The concept of a level boss is at odds with stealth. The boss is a character who challenges the player directly, so there is no room for the player to pass by unnoticed. It takes extraordinary creativity, some narrative twist, or a deliberate change of pace to put a level boss in a stealth game.
At this point, combat was far more developed than stealth, so our bosses were combat oriented simply because that’s all we really knew how to do. Our first boss was a damage sponge. Our second boss was a damage sponge that could become invisible. The third boss was a bit more interesting. It could kill the player instantly, but the player could hunt down its minions to defeat it.
An interesting atmosphere carried the game into the IEEE GameSig Showcase 2015 semi-finals. However, I feel the game failed to live up to its original premise. It also lacked the fun-factor I’m constantly striving for in my own games.
Looking back at old meeting records, it feels like we were constantly putting carts before horses. We logged lengthy discussions about minutiae while programming at a snail’s pace. Today, I firmly believe that interesting mechanics can only come out of prototyping, and to prototype you must program, program, program.
Some ideas I got out of this project are:
- Flashes of lightning reveal player to guards.
- Sword for stealth kills, vampiric skills for escape.
- Guards can call for help if player is spotted.
- Spend health to perform vampiric skills – makes it risky to run from combat.
- Replenish health from defeated opponents – makes successful kills rewarding.
I think it would be interesting to implement some of my ideas. In the near future I think I’ll take a weekend to build something.
I also have a nice pathfinder if I ever need one, so that’s a bonus. The demo is actually pretty entertaining to mess with.
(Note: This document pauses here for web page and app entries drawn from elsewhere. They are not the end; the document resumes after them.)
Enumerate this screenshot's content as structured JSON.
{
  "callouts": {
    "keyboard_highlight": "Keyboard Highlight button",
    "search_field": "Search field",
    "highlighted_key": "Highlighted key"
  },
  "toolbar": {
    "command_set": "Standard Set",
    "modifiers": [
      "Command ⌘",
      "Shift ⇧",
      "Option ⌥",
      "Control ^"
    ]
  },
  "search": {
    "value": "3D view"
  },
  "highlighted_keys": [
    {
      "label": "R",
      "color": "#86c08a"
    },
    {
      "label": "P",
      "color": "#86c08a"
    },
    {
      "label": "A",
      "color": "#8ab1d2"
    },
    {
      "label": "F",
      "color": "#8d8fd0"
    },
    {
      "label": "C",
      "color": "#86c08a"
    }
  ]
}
Maybe I’ve got something interesting here.
Game screenshot is from the Steam storefront for Mark of the Ninja by Klei Entertainment.
All other graphics were created personally.